The authors of Poverty, Parenting, Peers and Crime-Prone Neighbourhoods, (Australian Institute of Criminology, Trends and Issues in Crime and Criminal Justice, No. 85), Dr Don Weatherburn, Director, and Ms Bronwyn Lind, Deputy Director, at the NSW Bureau of Crime Statistics and Research, examined the relationship between economic stress, child neglect/abuse and juvenile participation in crime by analysing 261 postcode areas in the urban areas of Sydney, Newcastle and Wollongong.

Their paper discusses the effects of poverty, child-rearing and delinquency as well as the role of neighbourhoods in youth crime.
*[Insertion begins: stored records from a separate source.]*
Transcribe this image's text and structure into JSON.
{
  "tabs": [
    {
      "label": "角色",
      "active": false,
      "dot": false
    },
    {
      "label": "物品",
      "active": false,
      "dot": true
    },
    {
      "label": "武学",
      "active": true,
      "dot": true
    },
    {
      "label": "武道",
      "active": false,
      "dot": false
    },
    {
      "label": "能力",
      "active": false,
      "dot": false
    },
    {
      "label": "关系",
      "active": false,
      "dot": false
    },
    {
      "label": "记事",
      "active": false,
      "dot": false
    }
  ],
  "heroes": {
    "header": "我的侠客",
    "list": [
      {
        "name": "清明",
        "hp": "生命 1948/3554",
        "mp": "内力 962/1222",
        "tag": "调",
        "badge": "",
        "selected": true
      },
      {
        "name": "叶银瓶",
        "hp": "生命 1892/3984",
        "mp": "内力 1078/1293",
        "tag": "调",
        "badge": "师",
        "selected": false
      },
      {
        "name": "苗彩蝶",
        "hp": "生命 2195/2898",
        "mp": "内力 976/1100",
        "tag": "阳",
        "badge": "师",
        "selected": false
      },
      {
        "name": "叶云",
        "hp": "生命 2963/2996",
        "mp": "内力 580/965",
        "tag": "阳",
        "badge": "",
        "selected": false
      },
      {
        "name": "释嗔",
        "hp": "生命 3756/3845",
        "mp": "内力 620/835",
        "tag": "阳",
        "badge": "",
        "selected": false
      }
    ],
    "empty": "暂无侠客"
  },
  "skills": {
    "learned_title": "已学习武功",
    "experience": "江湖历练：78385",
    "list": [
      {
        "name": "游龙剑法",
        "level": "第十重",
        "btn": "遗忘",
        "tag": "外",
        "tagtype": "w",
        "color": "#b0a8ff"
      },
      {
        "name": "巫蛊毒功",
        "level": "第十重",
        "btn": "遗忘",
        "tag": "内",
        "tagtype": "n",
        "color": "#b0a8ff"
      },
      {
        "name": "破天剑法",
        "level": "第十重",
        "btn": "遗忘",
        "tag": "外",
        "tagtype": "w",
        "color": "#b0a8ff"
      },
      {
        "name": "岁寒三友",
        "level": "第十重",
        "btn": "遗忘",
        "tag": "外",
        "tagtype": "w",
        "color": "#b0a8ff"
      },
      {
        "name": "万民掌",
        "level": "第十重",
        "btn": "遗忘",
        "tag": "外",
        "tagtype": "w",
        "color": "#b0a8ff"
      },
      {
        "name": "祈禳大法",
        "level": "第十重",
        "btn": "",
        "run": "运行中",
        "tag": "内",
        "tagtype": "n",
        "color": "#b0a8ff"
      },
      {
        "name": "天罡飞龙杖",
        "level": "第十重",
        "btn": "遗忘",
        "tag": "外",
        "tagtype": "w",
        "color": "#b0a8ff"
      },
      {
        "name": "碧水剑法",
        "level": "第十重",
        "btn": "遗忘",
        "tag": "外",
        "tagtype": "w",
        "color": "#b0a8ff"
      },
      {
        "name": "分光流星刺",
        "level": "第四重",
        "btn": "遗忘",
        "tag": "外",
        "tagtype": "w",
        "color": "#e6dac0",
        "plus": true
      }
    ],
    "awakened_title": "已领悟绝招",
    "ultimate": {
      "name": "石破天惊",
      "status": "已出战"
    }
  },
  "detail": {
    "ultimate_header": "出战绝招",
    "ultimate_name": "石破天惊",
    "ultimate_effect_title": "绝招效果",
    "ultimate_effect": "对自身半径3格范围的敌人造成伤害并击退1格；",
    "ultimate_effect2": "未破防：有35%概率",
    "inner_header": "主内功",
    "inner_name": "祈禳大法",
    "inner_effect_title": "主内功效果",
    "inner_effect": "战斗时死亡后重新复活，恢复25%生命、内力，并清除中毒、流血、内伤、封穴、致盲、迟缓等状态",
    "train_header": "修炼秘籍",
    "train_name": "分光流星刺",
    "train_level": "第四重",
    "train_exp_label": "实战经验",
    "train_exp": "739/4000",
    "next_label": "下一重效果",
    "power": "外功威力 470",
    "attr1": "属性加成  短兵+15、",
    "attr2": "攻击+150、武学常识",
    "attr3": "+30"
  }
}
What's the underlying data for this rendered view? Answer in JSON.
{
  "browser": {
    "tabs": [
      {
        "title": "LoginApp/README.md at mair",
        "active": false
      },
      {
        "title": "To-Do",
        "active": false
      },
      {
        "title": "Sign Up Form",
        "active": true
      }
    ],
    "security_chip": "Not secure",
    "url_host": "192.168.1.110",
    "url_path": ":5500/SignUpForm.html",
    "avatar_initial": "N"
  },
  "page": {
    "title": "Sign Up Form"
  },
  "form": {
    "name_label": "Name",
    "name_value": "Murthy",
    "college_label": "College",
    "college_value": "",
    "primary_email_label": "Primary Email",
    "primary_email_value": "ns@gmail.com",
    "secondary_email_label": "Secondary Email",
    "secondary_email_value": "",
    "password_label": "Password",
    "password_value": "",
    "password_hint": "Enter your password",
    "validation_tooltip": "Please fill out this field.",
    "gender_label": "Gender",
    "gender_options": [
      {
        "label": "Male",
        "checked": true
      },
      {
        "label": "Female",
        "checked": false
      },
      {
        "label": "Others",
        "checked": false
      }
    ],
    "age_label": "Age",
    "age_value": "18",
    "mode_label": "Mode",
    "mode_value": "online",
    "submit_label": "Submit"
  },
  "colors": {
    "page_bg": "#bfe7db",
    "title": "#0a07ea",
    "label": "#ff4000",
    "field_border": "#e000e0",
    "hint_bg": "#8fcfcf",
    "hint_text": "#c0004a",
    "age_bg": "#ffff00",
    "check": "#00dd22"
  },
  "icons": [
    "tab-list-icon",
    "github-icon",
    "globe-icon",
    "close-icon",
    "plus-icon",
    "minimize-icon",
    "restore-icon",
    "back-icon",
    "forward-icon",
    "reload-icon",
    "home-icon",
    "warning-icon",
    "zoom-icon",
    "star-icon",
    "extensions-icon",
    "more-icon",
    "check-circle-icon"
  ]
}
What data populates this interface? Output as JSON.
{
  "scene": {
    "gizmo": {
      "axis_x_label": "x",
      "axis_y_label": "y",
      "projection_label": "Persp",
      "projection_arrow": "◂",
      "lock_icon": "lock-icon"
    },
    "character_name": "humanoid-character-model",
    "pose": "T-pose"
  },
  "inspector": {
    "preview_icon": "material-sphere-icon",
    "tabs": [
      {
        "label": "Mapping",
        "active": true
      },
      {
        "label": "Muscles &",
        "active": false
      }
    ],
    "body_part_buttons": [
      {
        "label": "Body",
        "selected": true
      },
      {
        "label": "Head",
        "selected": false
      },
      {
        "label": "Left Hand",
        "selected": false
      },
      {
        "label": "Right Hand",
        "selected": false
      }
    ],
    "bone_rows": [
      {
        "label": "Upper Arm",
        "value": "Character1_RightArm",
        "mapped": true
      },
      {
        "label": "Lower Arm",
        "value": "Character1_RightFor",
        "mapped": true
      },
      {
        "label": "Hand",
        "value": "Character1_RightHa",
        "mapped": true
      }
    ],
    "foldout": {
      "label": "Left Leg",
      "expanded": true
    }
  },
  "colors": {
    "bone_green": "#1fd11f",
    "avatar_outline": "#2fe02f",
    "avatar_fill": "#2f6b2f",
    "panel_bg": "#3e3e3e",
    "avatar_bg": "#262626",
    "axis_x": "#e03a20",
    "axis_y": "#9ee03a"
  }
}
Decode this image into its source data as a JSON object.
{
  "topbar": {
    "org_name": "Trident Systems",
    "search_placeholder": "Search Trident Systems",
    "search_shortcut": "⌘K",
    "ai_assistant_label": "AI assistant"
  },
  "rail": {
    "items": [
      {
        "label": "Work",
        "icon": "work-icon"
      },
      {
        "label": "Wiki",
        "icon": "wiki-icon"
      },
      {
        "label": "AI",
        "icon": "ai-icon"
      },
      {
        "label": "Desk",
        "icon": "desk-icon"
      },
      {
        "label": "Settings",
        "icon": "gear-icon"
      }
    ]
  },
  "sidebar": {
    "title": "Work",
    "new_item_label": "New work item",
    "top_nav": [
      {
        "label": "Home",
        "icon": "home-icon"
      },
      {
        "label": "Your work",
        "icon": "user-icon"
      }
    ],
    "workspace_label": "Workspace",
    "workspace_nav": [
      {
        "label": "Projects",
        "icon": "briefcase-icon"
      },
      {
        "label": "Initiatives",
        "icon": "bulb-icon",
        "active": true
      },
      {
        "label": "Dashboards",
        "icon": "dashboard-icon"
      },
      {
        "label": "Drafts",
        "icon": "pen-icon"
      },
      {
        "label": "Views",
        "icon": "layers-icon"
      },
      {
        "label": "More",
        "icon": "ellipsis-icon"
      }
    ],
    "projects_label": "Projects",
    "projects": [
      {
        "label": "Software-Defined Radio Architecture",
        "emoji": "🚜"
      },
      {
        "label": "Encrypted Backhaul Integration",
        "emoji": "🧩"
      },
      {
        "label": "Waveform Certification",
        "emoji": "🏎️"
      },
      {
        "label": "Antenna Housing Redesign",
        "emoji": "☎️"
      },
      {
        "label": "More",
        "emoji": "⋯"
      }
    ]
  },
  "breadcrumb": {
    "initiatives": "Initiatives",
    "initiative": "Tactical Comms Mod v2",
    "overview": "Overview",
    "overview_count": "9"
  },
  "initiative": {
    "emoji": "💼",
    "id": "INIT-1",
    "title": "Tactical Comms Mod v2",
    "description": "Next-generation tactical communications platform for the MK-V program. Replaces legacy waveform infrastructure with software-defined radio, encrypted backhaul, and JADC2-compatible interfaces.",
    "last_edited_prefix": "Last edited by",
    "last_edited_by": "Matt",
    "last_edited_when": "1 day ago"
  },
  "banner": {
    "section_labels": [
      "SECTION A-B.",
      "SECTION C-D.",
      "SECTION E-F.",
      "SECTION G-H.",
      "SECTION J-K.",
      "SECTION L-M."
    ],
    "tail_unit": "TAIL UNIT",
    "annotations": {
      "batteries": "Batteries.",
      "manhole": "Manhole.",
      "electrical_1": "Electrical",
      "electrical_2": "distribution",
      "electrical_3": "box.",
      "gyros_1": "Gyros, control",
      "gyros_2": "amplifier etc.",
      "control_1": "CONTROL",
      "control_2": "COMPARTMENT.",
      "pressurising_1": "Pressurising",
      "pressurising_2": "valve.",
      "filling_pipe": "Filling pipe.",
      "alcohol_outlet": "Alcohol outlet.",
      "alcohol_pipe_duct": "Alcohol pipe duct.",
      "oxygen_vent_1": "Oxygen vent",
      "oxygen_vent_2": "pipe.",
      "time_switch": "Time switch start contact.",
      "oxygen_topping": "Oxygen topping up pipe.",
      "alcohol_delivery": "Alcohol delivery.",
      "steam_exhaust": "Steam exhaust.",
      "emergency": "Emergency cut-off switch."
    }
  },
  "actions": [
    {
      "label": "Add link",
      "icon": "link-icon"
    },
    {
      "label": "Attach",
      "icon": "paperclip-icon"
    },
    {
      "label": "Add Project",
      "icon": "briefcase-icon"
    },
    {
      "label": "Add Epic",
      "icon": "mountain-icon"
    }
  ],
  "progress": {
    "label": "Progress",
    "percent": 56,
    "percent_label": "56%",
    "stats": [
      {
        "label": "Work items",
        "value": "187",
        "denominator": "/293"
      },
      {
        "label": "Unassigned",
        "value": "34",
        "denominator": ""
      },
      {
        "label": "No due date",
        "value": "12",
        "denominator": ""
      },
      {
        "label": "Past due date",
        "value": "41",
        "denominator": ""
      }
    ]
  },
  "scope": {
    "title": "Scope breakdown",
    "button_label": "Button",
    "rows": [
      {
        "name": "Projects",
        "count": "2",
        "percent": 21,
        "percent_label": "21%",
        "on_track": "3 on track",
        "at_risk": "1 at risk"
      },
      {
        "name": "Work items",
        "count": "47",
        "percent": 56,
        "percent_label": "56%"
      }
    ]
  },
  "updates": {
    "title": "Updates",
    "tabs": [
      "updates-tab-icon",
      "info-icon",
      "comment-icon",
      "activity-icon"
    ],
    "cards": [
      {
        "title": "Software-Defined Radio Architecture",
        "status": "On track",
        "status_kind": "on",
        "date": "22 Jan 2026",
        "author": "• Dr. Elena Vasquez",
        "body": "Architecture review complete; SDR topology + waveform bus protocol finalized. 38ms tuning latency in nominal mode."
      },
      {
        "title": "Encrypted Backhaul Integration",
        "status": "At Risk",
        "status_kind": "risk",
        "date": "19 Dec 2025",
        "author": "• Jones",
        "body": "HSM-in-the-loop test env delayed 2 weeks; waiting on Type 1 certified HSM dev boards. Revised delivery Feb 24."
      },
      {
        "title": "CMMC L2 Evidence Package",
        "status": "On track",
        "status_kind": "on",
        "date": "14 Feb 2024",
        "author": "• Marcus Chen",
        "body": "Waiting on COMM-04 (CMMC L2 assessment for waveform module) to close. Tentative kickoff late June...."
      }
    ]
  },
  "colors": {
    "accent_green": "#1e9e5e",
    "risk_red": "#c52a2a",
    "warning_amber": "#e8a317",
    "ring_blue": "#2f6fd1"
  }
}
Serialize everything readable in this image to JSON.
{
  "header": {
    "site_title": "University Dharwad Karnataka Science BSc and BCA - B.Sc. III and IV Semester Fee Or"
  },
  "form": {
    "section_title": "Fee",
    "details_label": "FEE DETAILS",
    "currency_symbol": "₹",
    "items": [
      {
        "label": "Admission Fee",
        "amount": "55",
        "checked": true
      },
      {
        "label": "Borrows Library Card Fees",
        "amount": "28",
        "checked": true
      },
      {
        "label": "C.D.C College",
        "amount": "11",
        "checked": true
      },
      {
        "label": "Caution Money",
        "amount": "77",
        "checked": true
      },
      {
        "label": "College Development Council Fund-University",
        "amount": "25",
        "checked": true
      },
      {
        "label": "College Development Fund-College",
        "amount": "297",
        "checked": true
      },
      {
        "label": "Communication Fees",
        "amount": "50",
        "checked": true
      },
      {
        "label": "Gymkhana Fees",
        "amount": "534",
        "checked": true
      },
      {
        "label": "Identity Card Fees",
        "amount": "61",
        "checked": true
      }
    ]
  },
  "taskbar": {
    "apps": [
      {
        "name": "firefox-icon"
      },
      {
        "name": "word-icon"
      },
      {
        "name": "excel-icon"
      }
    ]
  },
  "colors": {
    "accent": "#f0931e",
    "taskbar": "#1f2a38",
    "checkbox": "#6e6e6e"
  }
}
Their analysis concludes that:

  • postcode areas with high levels of poverty tended to have significantly higher levels of parenting deficients such as child neglect;
  • there is a strong relationship between the level of child neglect/abuse in a postcode area and the level of juvenile participation in crime in that area;
  • economic and social stress exert most of their effects on crime, at least in urban areas, by increasing the risk of child neglect
  • juveniles rendered susceptible to involvement in crime by poor parenting are more likely to become involved in crime if they reside in "offender-prone" neighbourhoods than if they do not reside in such neighbourhoods.

What are the implications of these findings for crime control? "The research reported here points to the importance of increasing family supports and parenting skills as a means of reducing juvenile involvement in crime", said Dr Graycar.

The evidence in this report suggests that three of the most important ways of reducing the supply of motivated offenders are to:

  • reduce the level of economic stress;
  • prevent geographic concentration of poverty; and
  • introduce family and child support programs designed to prevent social and economic stress exerting disruptive effects on the parenting process.